__Goal of the exercise__.
An exact reproduction of the records is required, with all pictures omitted.

[Dataset rows for apps and sites]
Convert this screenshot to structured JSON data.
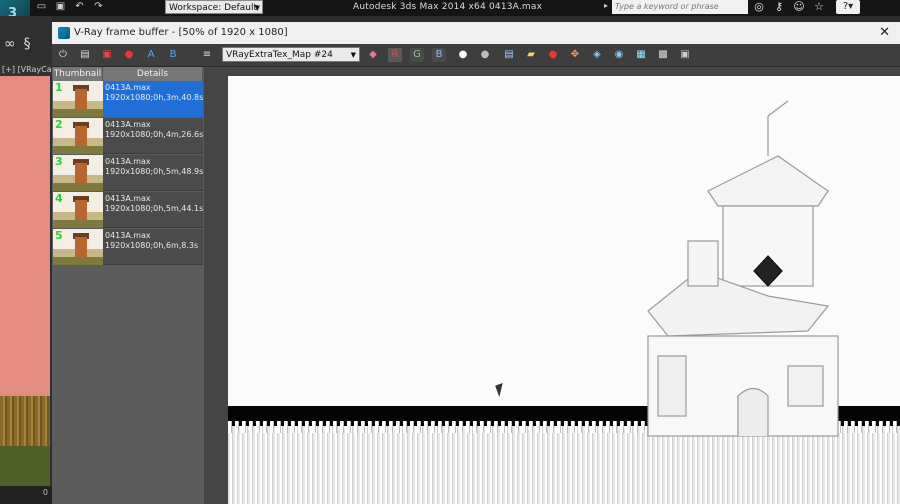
{
  "max": {
    "title": "Autodesk 3ds Max  2014 x64      0413A.max",
    "workspace": "Workspace: Default",
    "search_placeholder": "Type a keyword or phrase",
    "viewport_label": "[+] [VRayCa",
    "frame_value": "0",
    "qa_icons": [
      "folder-open-icon",
      "save-icon",
      "undo-icon",
      "redo-icon"
    ],
    "right_icons": [
      "binoculars-icon",
      "key-icon",
      "user-icon",
      "star-icon"
    ]
  },
  "vfb": {
    "title": "V-Ray frame buffer - [50% of 1920 x 1080]",
    "channel": "VRayExtraTex_Map #24",
    "history_columns": [
      "Thumbnail",
      "Details"
    ],
    "history": [
      {
        "num": "1",
        "file": "0413A.max",
        "info": "1920x1080;0h,3m,40.8s",
        "selected": true
      },
      {
        "num": "2",
        "file": "0413A.max",
        "info": "1920x1080;0h,4m,26.6s",
        "selected": false
      },
      {
        "num": "3",
        "file": "0413A.max",
        "info": "1920x1080;0h,5m,48.9s",
        "selected": false
      },
      {
        "num": "4",
        "file": "0413A.max",
        "info": "1920x1080;0h,5m,44.1s",
        "selected": false
      },
      {
        "num": "5",
        "file": "0413A.max",
        "info": "1920x1080;0h,6m,8.3s",
        "selected": false
      }
    ],
    "toolbar": {
      "red_channel": "R",
      "green_channel": "G",
      "blue_channel": "B"
    }
  }
}
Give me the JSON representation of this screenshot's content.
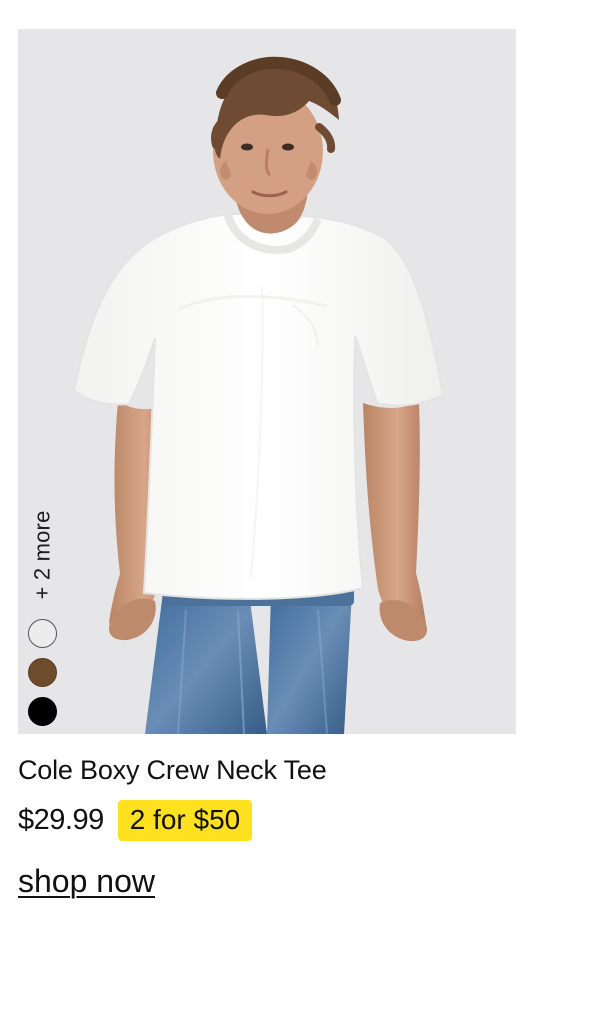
{
  "product": {
    "name": "Cole Boxy Crew Neck Tee",
    "price": "$29.99",
    "promo": "2 for $50",
    "more_colors": "+ 2 more",
    "cta": "shop now",
    "image_icon": "model-wearing-white-tee-icon"
  },
  "swatches": [
    {
      "name": "white",
      "color": "#ececec"
    },
    {
      "name": "brown",
      "color": "#6d4c2b"
    },
    {
      "name": "black",
      "color": "#000000"
    }
  ],
  "colors": {
    "background": "#ffffff",
    "image_background": "#e6e6e8",
    "promo_background": "#ffe11f",
    "text": "#111111"
  }
}
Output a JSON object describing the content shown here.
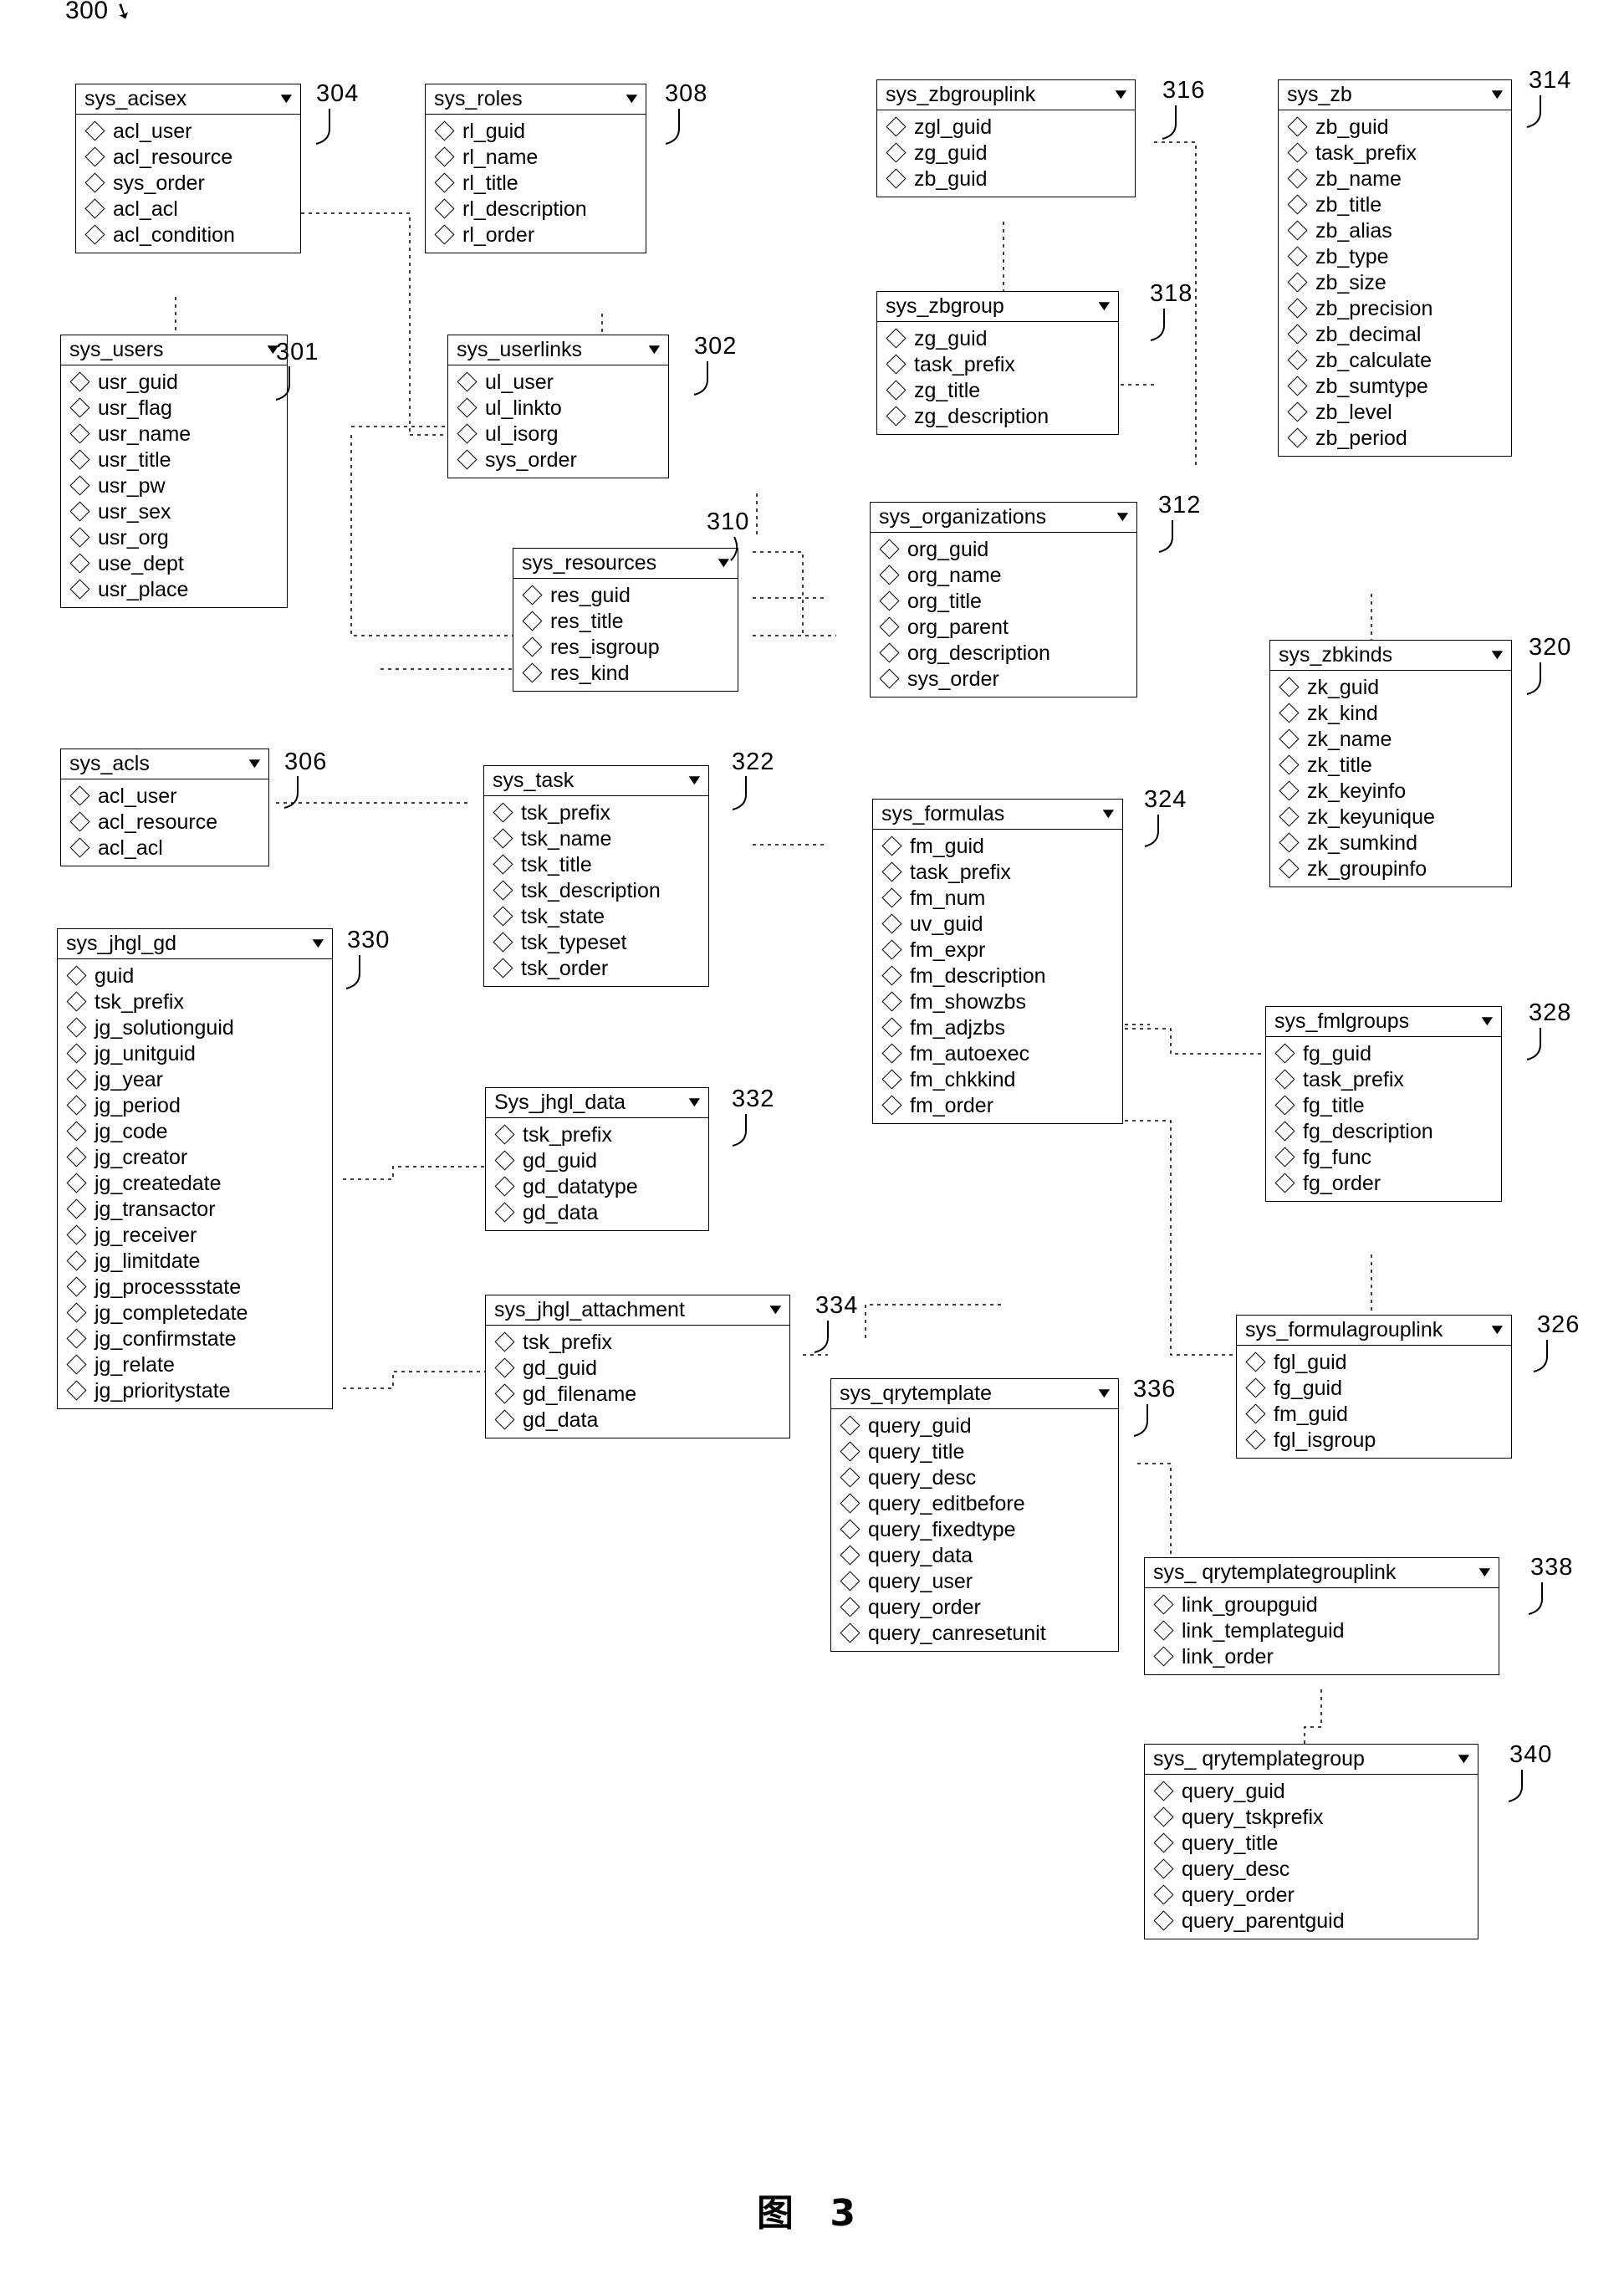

__Final answer__.
Convert this screenshot to structured JSON data.
{
  "max": {
    "title": "Autodesk 3ds Max  2014 x64      0413A.max",
    "workspace": "Workspace: Default",
    "search_placeholder": "Type a keyword or phrase",
    "viewport_label": "[+] [VRayCa",
    "frame_value": "0",
    "qa_icons": [
      "folder-open-icon",
      "save-icon",
      "undo-icon",
      "redo-icon"
    ],
    "right_icons": [
      "binoculars-icon",
      "key-icon",
      "user-icon",
      "star-icon"
    ]
  },
  "vfb": {
    "title": "V-Ray frame buffer - [50% of 1920 x 1080]",
    "channel": "VRayExtraTex_Map #24",
    "history_columns": [
      "Thumbnail",
      "Details"
    ],
    "history": [
      {
        "num": "1",
        "file": "0413A.max",
        "info": "1920x1080;0h,3m,40.8s",
        "selected": true
      },
      {
        "num": "2",
        "file": "0413A.max",
        "info": "1920x1080;0h,4m,26.6s",
        "selected": false
      },
      {
        "num": "3",
        "file": "0413A.max",
        "info": "1920x1080;0h,5m,48.9s",
        "selected": false
      },
      {
        "num": "4",
        "file": "0413A.max",
        "info": "1920x1080;0h,5m,44.1s",
        "selected": false
      },
      {
        "num": "5",
        "file": "0413A.max",
        "info": "1920x1080;0h,6m,8.3s",
        "selected": false
      }
    ],
    "toolbar": {
      "red_channel": "R",
      "green_channel": "G",
      "blue_channel": "B"
    }
  }
}
Give me the JSON representation of this screenshot's content.
{
  "product": {
    "name": "Cole Boxy Crew Neck Tee",
    "price": "$29.99",
    "promo": "2 for $50",
    "more_colors": "+ 2 more",
    "cta": "shop now",
    "image_icon": "model-wearing-white-tee-icon"
  },
  "swatches": [
    {
      "name": "white",
      "color": "#ececec"
    },
    {
      "name": "brown",
      "color": "#6d4c2b"
    },
    {
      "name": "black",
      "color": "#000000"
    }
  ],
  "colors": {
    "background": "#ffffff",
    "image_background": "#e6e6e8",
    "promo_background": "#ffe11f",
    "text": "#111111"
  }
}
Output a JSON object describing the content shown here.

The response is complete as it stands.